If pecks and bushels are used for measurement, they will also be stolen.
- There will simply be something more to steal.
If scales and steelyards are used for weighing, they will also be stolen. If tallies and signets are used for good faith, they will also be stolen. If charity and duty to one's neighbour are used for rectification, they will also be stolen.
How is this so?—One man steals a purse, and is punished. Another steals a State, and becomes a Prince. But charity and duty to one's neighbour are integral parts of princedom. Does he not then steal charity and duty to one's neighbour together with the wisdom of the Sages?
So it is that to attempt to drive out great robbers
- Who steal States.
is simply to help them to steal principalities, charity, duty to one's neighbour, together with measures, scales, tallies, and signets. No reward of official regalia and uniform will dissuade, nor dread of sharp instruments of punishment will deter such men from their course. These do but double the profits of robbers like Chê, and make it impossible to get rid of them,—for which the Sages are responsible.

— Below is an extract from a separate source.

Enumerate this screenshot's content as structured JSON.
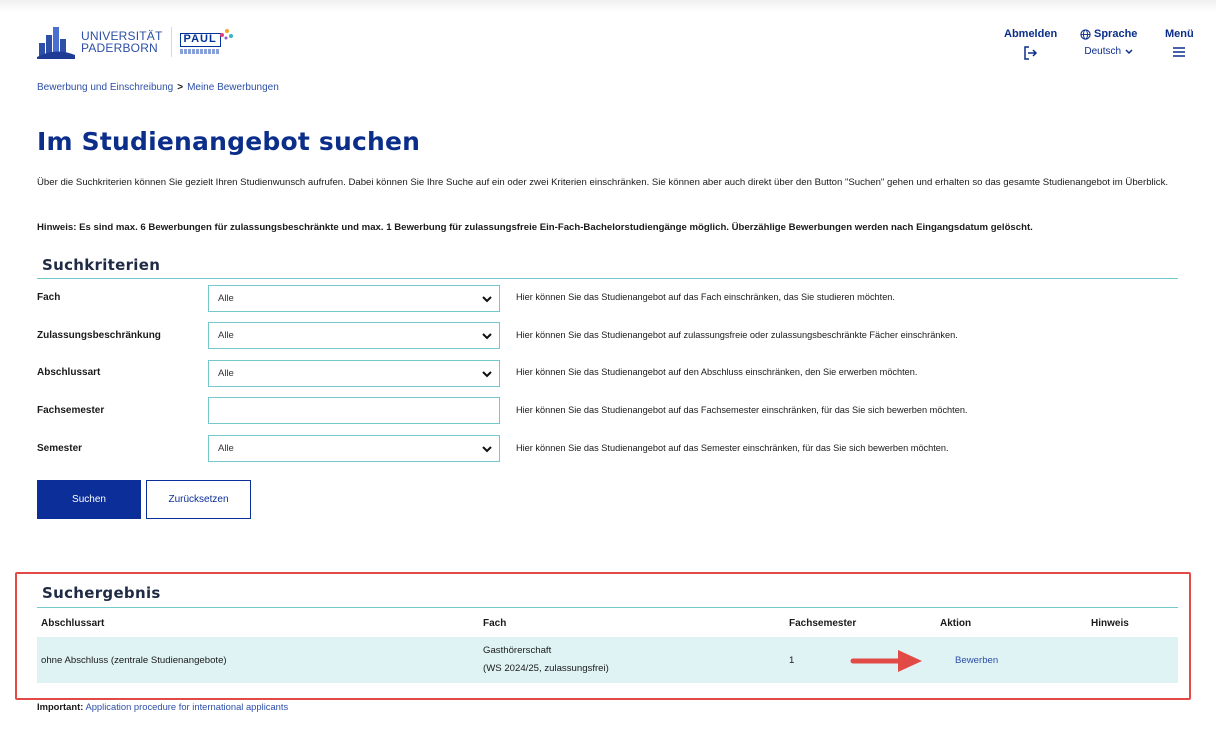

Therefore it has been said, "Fishes cannot be taken away from water: the instruments of government cannot be delegated to others."
- These words were uttered by Lao Tzŭ. So say